In 1995-96, scholars were looking back even earlier, comparing contemporary events with historical precedents, such as the great heat wave of 1896, which may have killed 1500 in Chicago and New York. A century ago, the heat drew people out of their homes for two reasons. The evening streets were cooler than the sweltering indoors (no air-conditioning for folks back then!). Watching the throngs of people provided the only entertainment. At the peak of the heat wave, large numbers even slept outside. A century later, life had changed. Television drew people indoors, and fear of the streets kept them there.
Speaking of television, it’s challenged to provide compelling videos to document heat wave loss. Burnt-out lawns, children playing in sprinklers, even an ambulance or two at a hospital door are subtle, maybe not all that moving. Tornadoes, hurricanes, and flooding lend themselves to coverage that hits us at a visceral level. The denuded, post-tornadic landscape, with no vegetation or structures left standing any more than a foot or so above the terrain-level, is easy to grasp. Joplin? Tuscaloosa? These cities looked like they’d been hit by a bomb.
By contrast, heat waves leave many structures intact (apart from the occasional buckling experienced by, say, roadways or railroad tracks). In that way, they are more like the so-called neutron bombs from the Cold War. Unlike other thermonuclear weapons, which killed primarily through fallout, heat, or blast, neutron bombs were designed to kill by means of a pulse of high-energy neutrons. Structural damage, though considerable, was expected to be less extensive. Some of us living through the Cold War found this kill-the-population-leave-the-buildings-standing feature unsettling.
Those earlier heat waves occurred in July and August. This time around, it’s only June. Sometime down the road, as the planet warms, such June temperature extremes may be more commonplace (and the August temperatures something to behold!).
We’re not having as much of a national conversation about coping with those future heat waves as we might. Here’s a metaphor: think of our nation as a jet aircraft. You and I are the passengers. The leadership of the respective political parties are the pilot and co-pilot.
When it comes to climate change, roughly half of our leaders and would-be leaders find themselves constrained and/or chastised for bringing up the topic…or even entertaining it. In a similar way, we seemed poised for a first-ever national experiment (“let’s exceed our national debt ceiling and see what happens”), without having a nuanced discussion about whether that’s an unnecessary risk.
This lack of discussion in the cockpit makes it hard to plan or react to looming threats.

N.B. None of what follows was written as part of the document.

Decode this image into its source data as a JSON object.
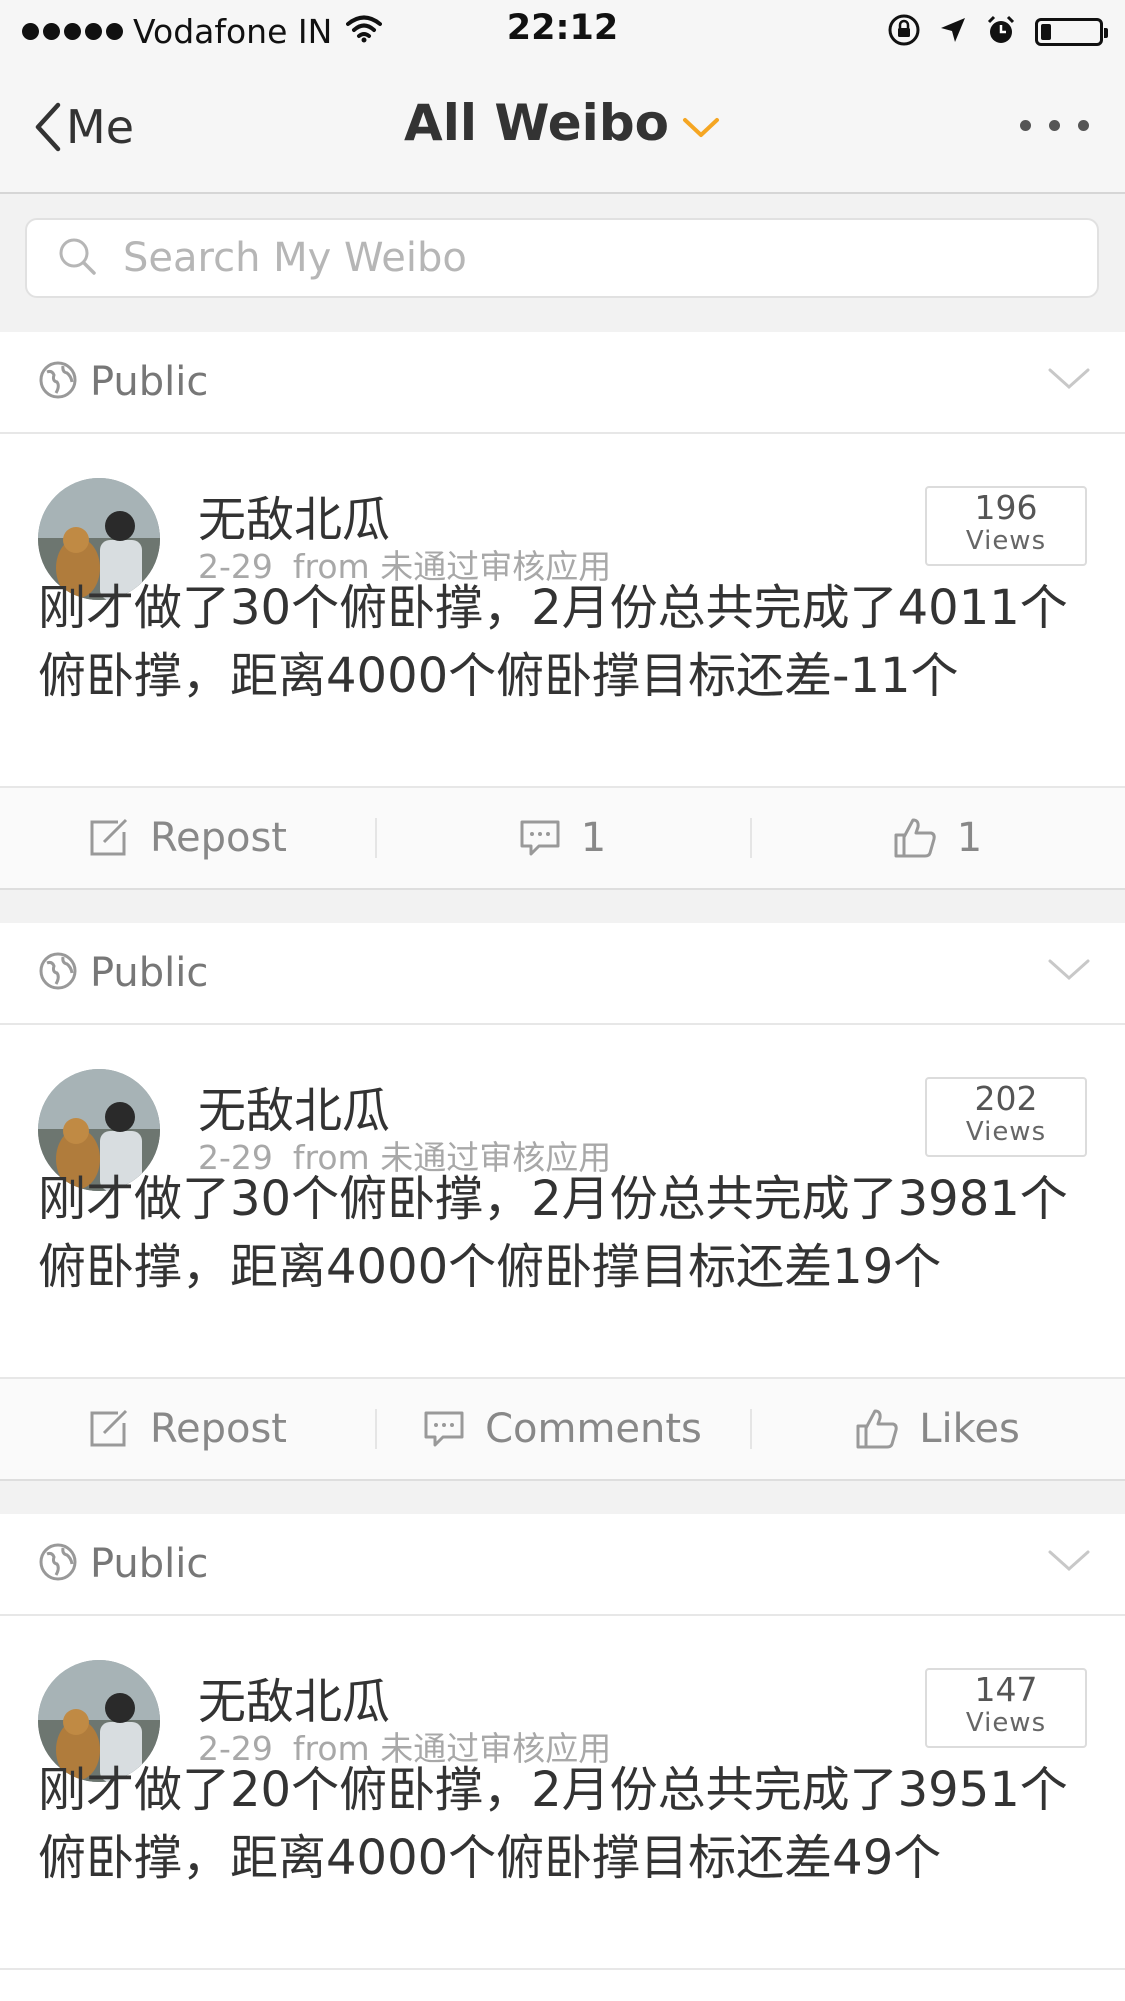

The aviation community has learned from experience in this arena. Investigations of large numbers of plane crashes led the National Transportation Safety Board to realize that dysfunction in aircraft cockpits (failure to communicate, over-emphasis on cockpit hierarchy, etc.) impaired crew performance in emergencies and put the crew, passengers, and planes at unnecessary risk. The result has been the emergence of cockpit resource management or crew resource management concepts that foster situational awareness (read, climate change is underway), communications (let’s talk – not disagree violently – about it), problem solving (what are our options?), cooperation (let’s work together). The emphasis is on cognitive skills that allow gaining and maintaining situational awareness and on interpersonal skills that allow questioning of authority and the like.
Maybe we could use an NTSB for the political process.